In order to calm the concerns of Arab Gulf countries, US Secretary of State John Kerry has arrived in Qatar’s Doha to discuss the Iran nuclear deal with one of the most important US allies in the region.
After an important weekend visit to Egypt, Kerry arrived in Doha on Sunday evening.
Kerry sought to assure his Egyptian counterpart Sameh Shoukry as well as Egyptian President and former army general Abdel Fattah al-Sisi that the Iran nuclear deal would bring more security and economic prosperity to the Middle East. Talks of the same nature are expected to take place in Doha where Kerry will meet his six counterparts from the Gulf Cooperation Council (GCC) on Monday.
The GCC comprises of Bahrain, Kuwait, Oman, Qatar, Saudi Arabia and the United Arab Emirates.
A three-way meeting with Russian Foreign Minister Sergei Lavrov and Saudi Foreign Minister Adel bin Ahmed al-Jubeir will be held on the sidelines of the Doha talks.
"This is an opportunity, really, for the secretary to do a deep dive with the GCC foreign ministers to try to respond to any remaining questions that they might have and hopefully to satisfy them and ensure that they're supporting our effort going forward," a US State Department official said.
"There can be absolutely no question that if the Vienna plan is fully implemented, it will make Egypt and all the countries of this region safer than they otherwise would be or were," Kerry said during a joint news conference with Shoukry regarding the landmark nuclear deal.
Major US allies in the Middle East, including Egypt and the Gulf countries, have been skeptical of the Iran nuclear deal.
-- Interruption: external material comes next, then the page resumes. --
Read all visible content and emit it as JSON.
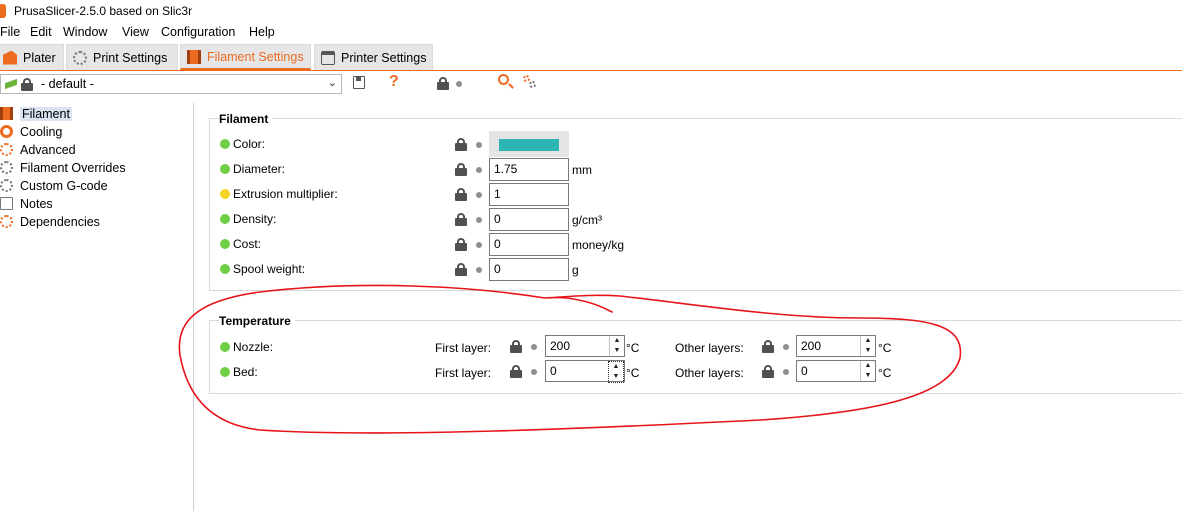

Due to this Kerry, along with the Pentagon chief Ashton Carter, have embarked on Middle East tours in an attempt to allay concerns. Carter visited Israel, Jordan, Iraq, and the Kurdish autonomous region in northern Iraq in late July. He also discussed and visited bases belonging to the joint military forces battling ISIS.
"Iran is engaged in destabilising activities in the region - and that is why it is so important to ensure that Iran's nuclear programme remains wholly peaceful," said Kerry in the Cairo press conference.
"If Iran is destabilising, it is far, far better to have an Iran that doesn't have a nuclear weapon than one that does," he added.
In a live televised feed on Sunday, Iranian President Hassan Rouhani said the July 14 nuclear agreement sealed in Vienna creates better prospects for faster solutions in Syria and Yemen, two of the Middle East's worst conflict zones in which Iran is involved.
Iran backs the regime of Bashar al Assad in Syria and is aiding the Houthi rebels in Yemen battling the country’s government and its Saudi-led coalition allies.
"The final solution in Yemen is political, in Syria the final solution is political," said Rouhani. "The agreement will create a new atmosphere. The climate will be easier."